- Suggest an x-ray of the foot if a problem with the bones of the feet (stress fracture, bone spurs) is suspected. Magnetic resonance imaging (MRI) can also check if the pain is caused by another problem like a pinched nerve or stress fracture.
What treatment modalities are available for management of the disorder?
Treatment options include:
- Medications – Pain relievers can help ease pain and inflammation that accompanies plantar fasciitis.
- Therapy – Stretching and strengthening exercises can help reduce symptoms. Therapy options are:
- Physical therapy – With the help of a physical therapist, a patient is guided through a series of exercises that help stretch the plantar fascia tissue and Achilles tendon, along with strengthening of lower leg muscles that helps stabilize ankle and heel. Athletic taping may also be used to stabilize the bottom of the foot.
- Orthotics (arch supports) – Over-the-counter heel cups, cushions or custom-made arch supports help redistribute the pressure on the feet evenly.
- Night splints – The doctor or therapist may suggest a splint that stretches the calf and arch of foot while a person sleeps. This position keeps the plantar fascia and Achilles tendon in a stretched position overnight.
- Surgery and procedures – If the pain associated with plantar fasciitis cannot be controlled through medication or therapy, the doctor may recommend the following procedures:
- Surgery – Surgery detaches the plantar fascia from the heel bone, and is performed when all conservative treatment methods fail to provide relief from severe pain. However, a side effect of surgery is the weakening of the arch of the foot.
- Steroid injections – A steroid medication is injected into the area to provide temporary pain relief. However, repeating this treatment is avoided as it can weaken the plantar fascia and cause it to rupture, while also shrinking the fat pad that covers the heel bone.
- Extracorporeal shock wave therapy – Healing is stimulated by directing sound waves to the area of heel pain. This treatment is more commonly used for chronic conditions that fail to respond to traditional treatments. This technique may, however cause swelling, pain, bruises or numbness, and its reliability in providing consistent relief is under doubt.
What are the known complications in management of the disorder?
Despite treatment, pain may continue, and the patient may be required to undergo surgery as last resort.
What precautions or steps are necessary to stay healthy and happy during the treatment?
Some self-care tips can help in relieving pain:
- Maintaining healthy weight – This reduces the stress on plantar fascia.
- Wear supportive shoes – Patients must avoid high heels, and restrict it to low or moderate heels. Shoes should provide good arch support and shock absorbency against hard surfaces.
- Moderate activity – Low impact sports like cycling or swimming can be tried instead of running or brisk walking.

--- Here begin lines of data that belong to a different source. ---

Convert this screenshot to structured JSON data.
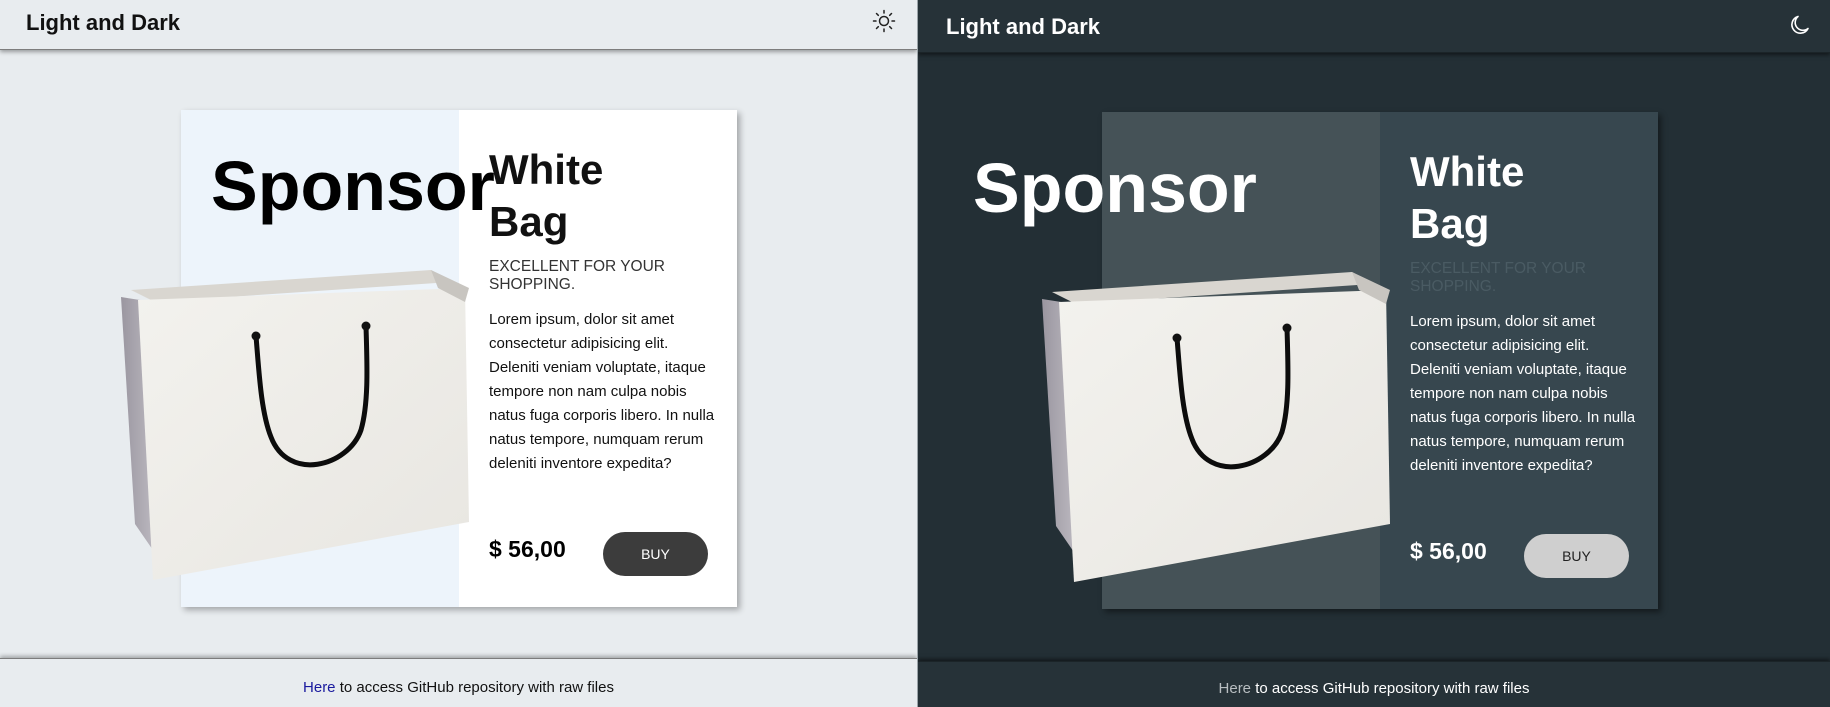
{
  "header": {
    "title": "Light and Dark"
  },
  "card": {
    "sponsor": "Sponsor",
    "product_name_line1": "White",
    "product_name_line2": "Bag",
    "tagline": "Excellent for your shopping.",
    "description": "Lorem ipsum, dolor sit amet consectetur adipisicing elit. Deleniti veniam voluptate, itaque tempore non nam culpa nobis natus fuga corporis libero. In nulla natus tempore, numquam rerum deleniti inventore expedita?",
    "price": "$ 56,00",
    "buy_label": "BUY"
  },
  "footer": {
    "link_text": "Here",
    "text": " to access GitHub repository with raw files"
  },
  "icons": {
    "light_theme": "sun-icon",
    "dark_theme": "moon-icon"
  },
  "colors": {
    "light_background": "#e8ecef",
    "dark_background": "#232f35",
    "light_button": "#3c3c3c",
    "dark_button": "#cfcfcf",
    "light_link": "#1a1a9e",
    "dark_link": "#b8bec1"
  }
}
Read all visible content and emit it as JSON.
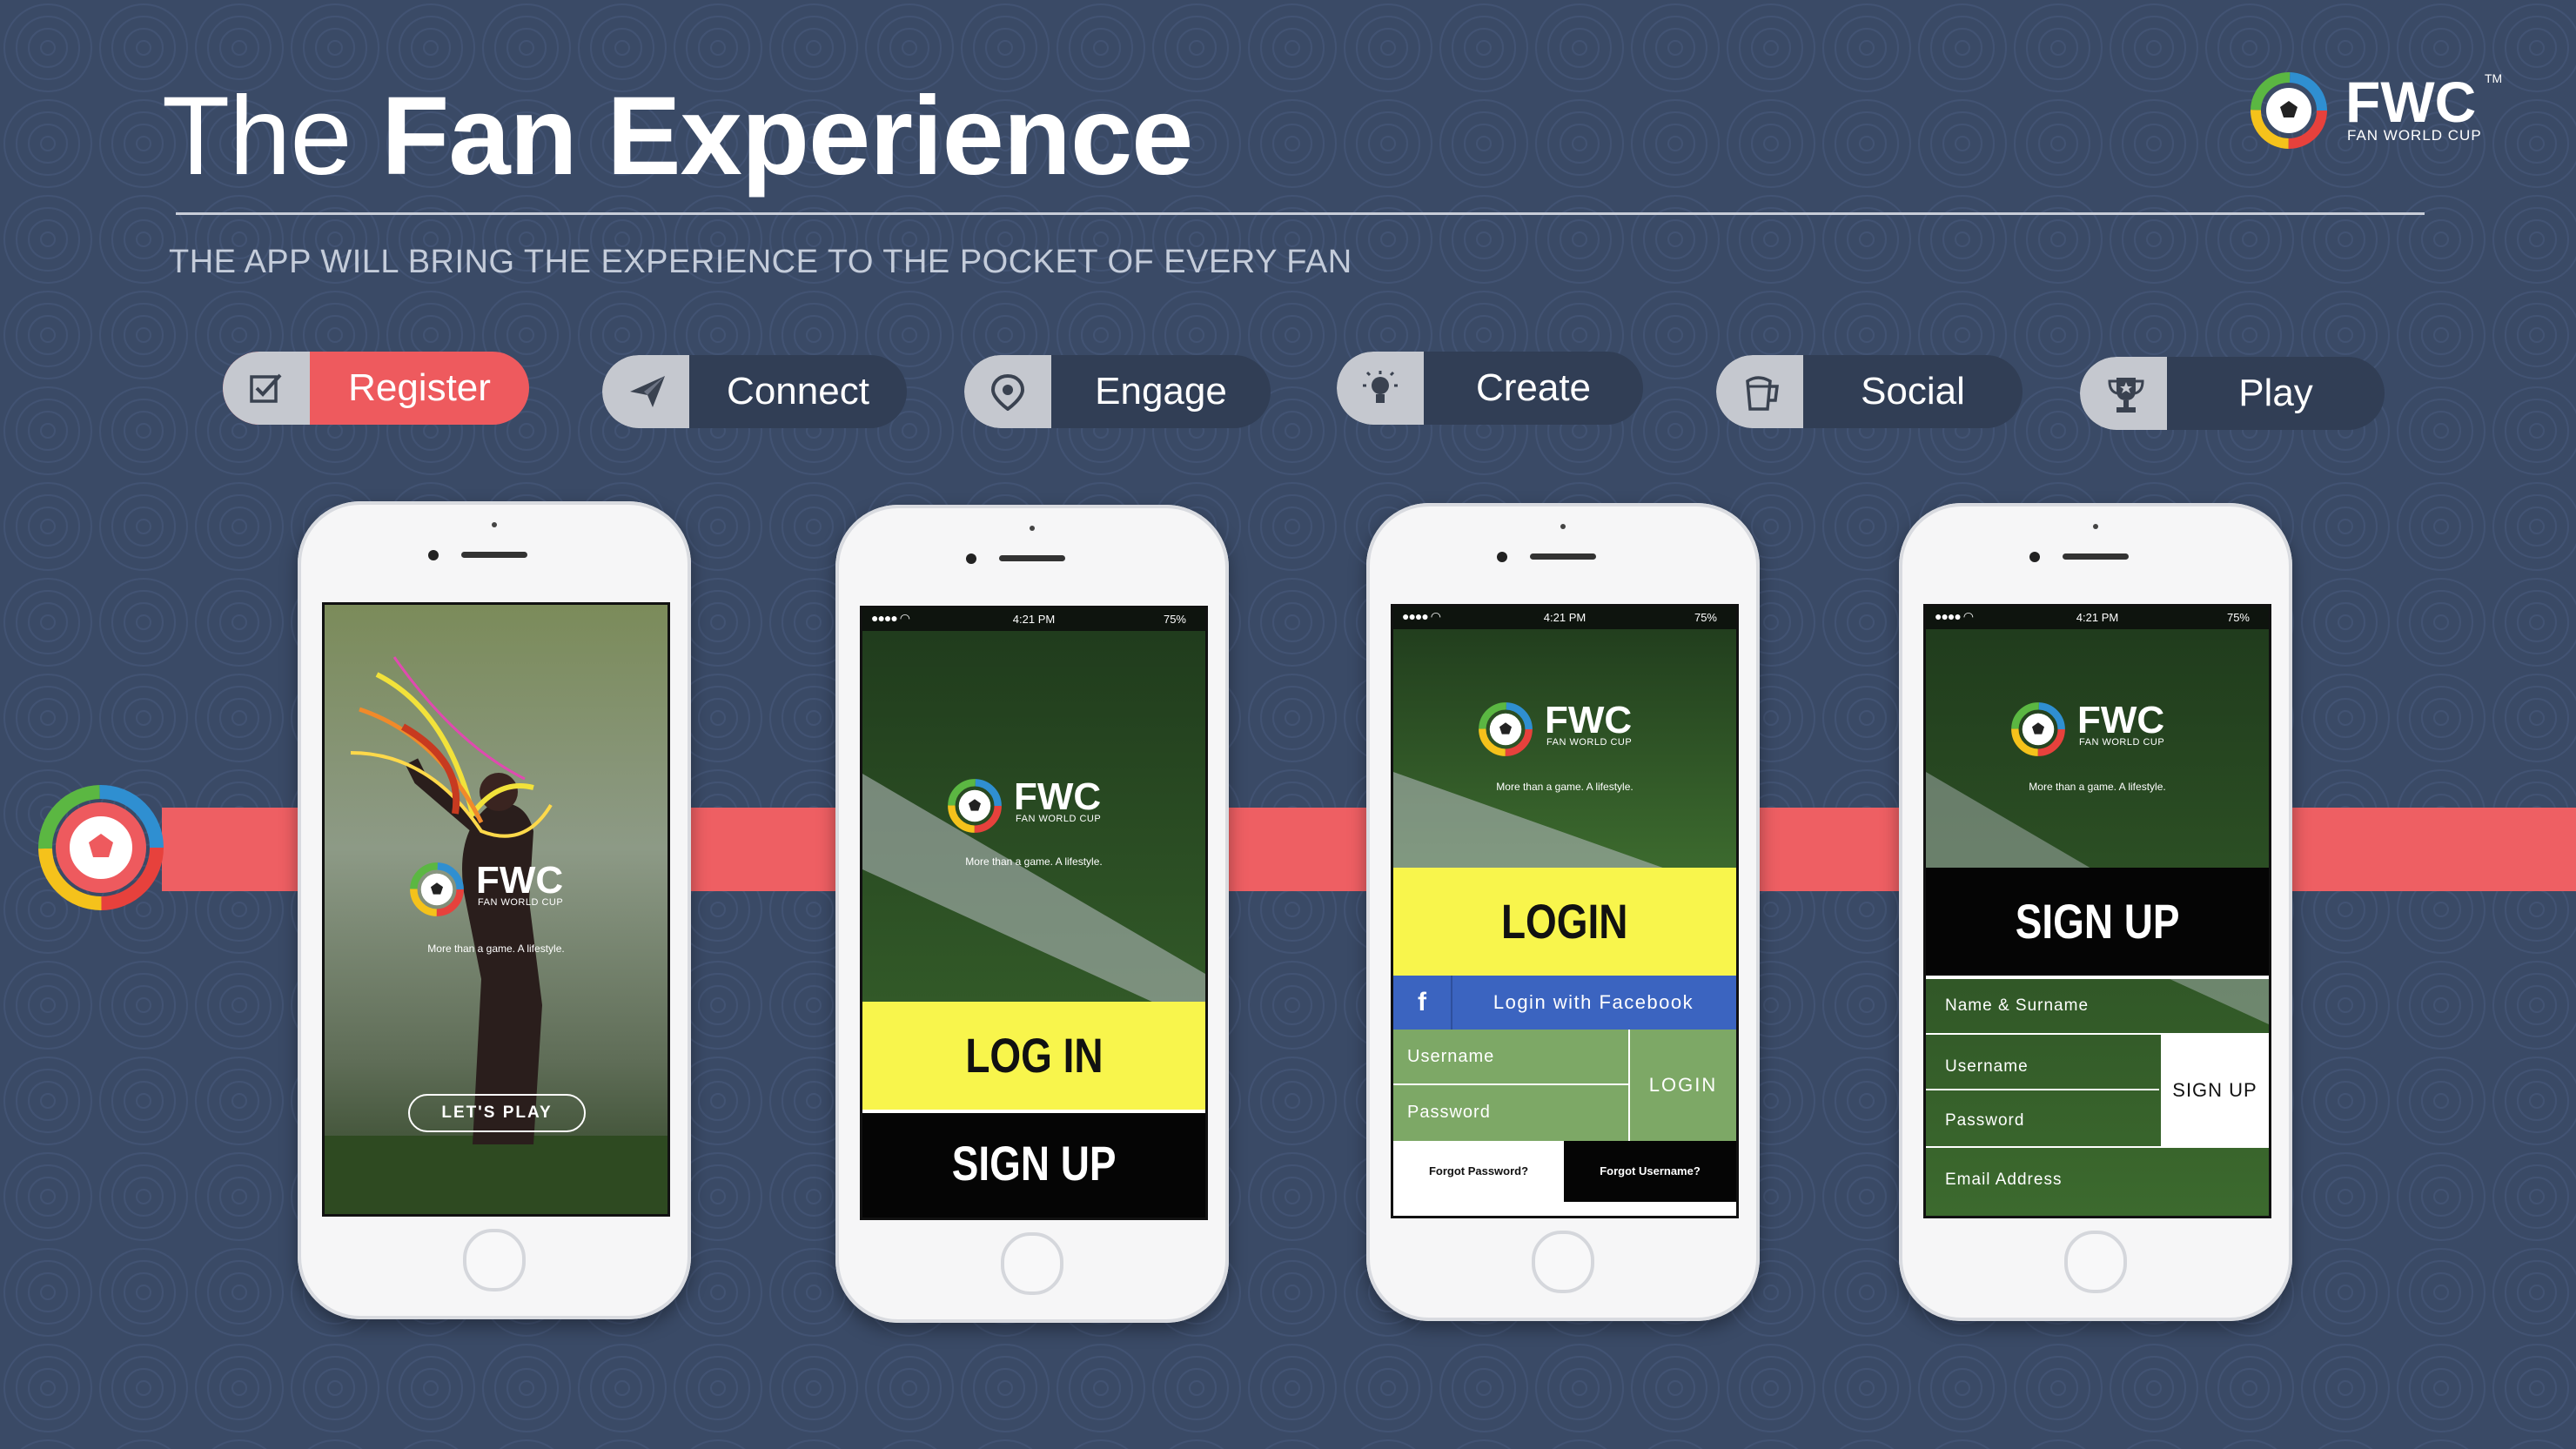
{
  "header": {
    "title_light": "The ",
    "title_bold": "Fan Experience",
    "subtitle": "THE APP WILL BRING THE EXPERIENCE TO THE POCKET OF EVERY FAN"
  },
  "brand": {
    "name": "FWC",
    "tm": "TM",
    "sub": "FAN WORLD CUP"
  },
  "features": [
    {
      "label": "Register",
      "icon": "checkbox-icon",
      "active": true
    },
    {
      "label": "Connect",
      "icon": "paper-plane-icon"
    },
    {
      "label": "Engage",
      "icon": "location-pin-icon"
    },
    {
      "label": "Create",
      "icon": "lightbulb-icon"
    },
    {
      "label": "Social",
      "icon": "beer-mug-icon"
    },
    {
      "label": "Play",
      "icon": "trophy-icon"
    }
  ],
  "colors": {
    "background": "#3a4a66",
    "accent": "#ee5a5e",
    "yellow": "#f8f54c",
    "facebook": "#3b64c0",
    "form_green": "#7da866"
  },
  "phones": {
    "status": {
      "time": "4:21 PM",
      "battery": "75%"
    },
    "logo": {
      "name": "FWC",
      "sub": "FAN WORLD CUP",
      "tagline": "More than a game. A lifestyle."
    },
    "p1": {
      "cta": "LET'S PLAY"
    },
    "p2": {
      "login": "LOG IN",
      "signup": "SIGN UP"
    },
    "p3": {
      "title": "LOGIN",
      "facebook": "Login with Facebook",
      "username": "Username",
      "password": "Password",
      "submit": "LOGIN",
      "forgot_password": "Forgot Password?",
      "forgot_username": "Forgot Username?"
    },
    "p4": {
      "title": "SIGN UP",
      "name": "Name & Surname",
      "username": "Username",
      "password": "Password",
      "submit": "SIGN UP",
      "email": "Email Address"
    }
  }
}
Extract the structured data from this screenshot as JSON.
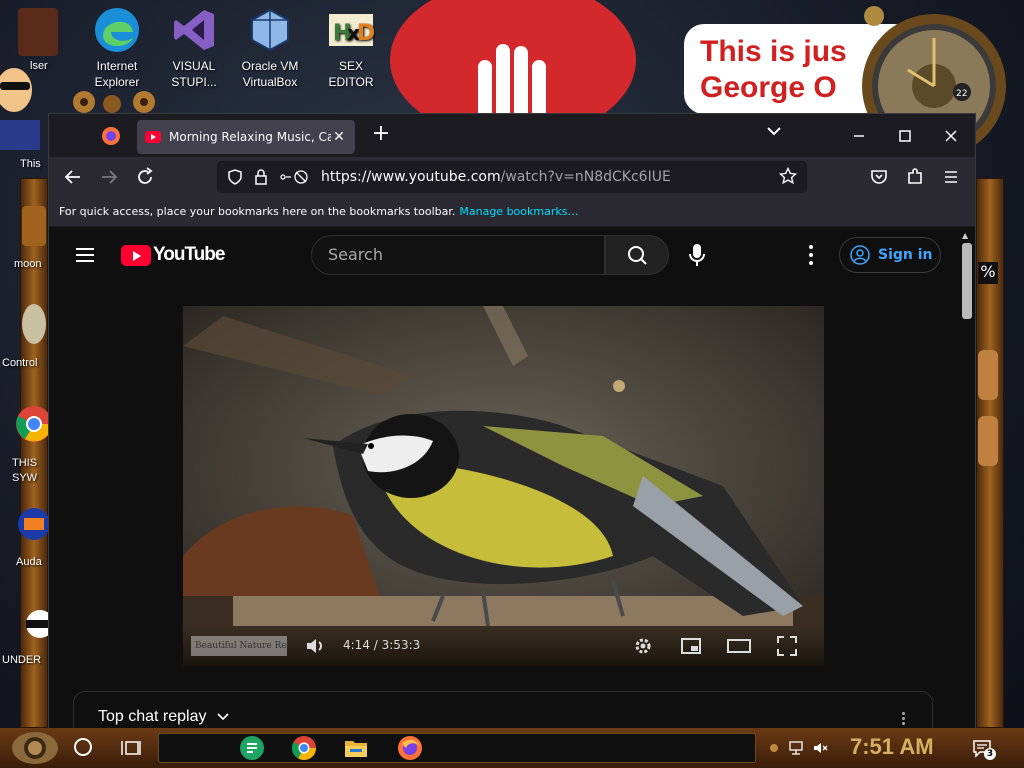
{
  "desktop": {
    "icons": [
      {
        "label_line1": "Internet",
        "label_line2": "Explorer"
      },
      {
        "label_line1": "VISUAL",
        "label_line2": "STUPI..."
      },
      {
        "label_line1": "Oracle VM",
        "label_line2": "VirtualBox"
      },
      {
        "label_line1": "SEX",
        "label_line2": "EDITOR"
      }
    ],
    "partial_labels": [
      "lser",
      "This",
      "moon",
      "Control",
      "THIS",
      "SYW",
      "Auda",
      "UNDER"
    ],
    "banner_quote_line1": "This is jus",
    "banner_quote_line2": "George O",
    "percent_fragment": "%"
  },
  "browser": {
    "tab_title": "Morning Relaxing Music, Calm",
    "tab_close": "✕",
    "new_tab": "+",
    "url_host": "https://www.youtube.com",
    "url_path": "/watch?v=nN8dCKc6IUE",
    "bookmarks_message": "For quick access, place your bookmarks here on the bookmarks toolbar.",
    "bookmarks_link": "Manage bookmarks…"
  },
  "youtube": {
    "logo_text": "YouTube",
    "search_placeholder": "Search",
    "sign_in": "Sign in",
    "video": {
      "channel_watermark": "Beautiful Nature Re",
      "time_current": "4:14",
      "time_sep": " / ",
      "time_total": "3:53:3"
    },
    "chat_replay": "Top chat replay"
  },
  "taskbar": {
    "clock": "7:51 AM",
    "notification_count": "3"
  },
  "colors": {
    "youtube_red": "#ff0033",
    "link_blue": "#3ea6ff",
    "manage_link": "#00ddff",
    "clock_gold": "#d4b060"
  }
}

Simple stretching exercises for the plantar fascia, Achilles tendon and calf muscles are useful.
- Ice treatment – An ice pack over the affected area for 15-20 minutes for few times a day can reduce discomfort.
What are the dietary and physical activity requirements during the course of the treatment?
A recovering patient should resume normal activities and exercise regimen gradually. Full activity can be resumed if symptoms do not reappear.
How can the disorder be prevented from happening or recurring?
Ensuring that the Achilles tendon, the ankle and calf muscles are flexible can prevent plantar fasciitis.
“Plantar Fasciitis and Bone Spurs,” Orthoinfo.aaos.org, American Academy of Orthopaedic Surgeons, http://orthoinfo.aaos.org/topic.cfm?topic=a00149
“Plantar fasciitis,” MedlinePlus, NLM, NIH, http://www.nlm.nih.gov/medlineplus/ency/article/007021.htm
“Plantar fasciitis,” MayoClinic.com, Mayo Clinic Staff, http://www.mayoclinic.org/diseases-conditions/plantar-fasciitis/basics/definition/con-20025664
“Plantar fasciitis,” WebMD.com, http://www.webmd.com/a-to-z-guides/plantar-fasciitis-topic-overview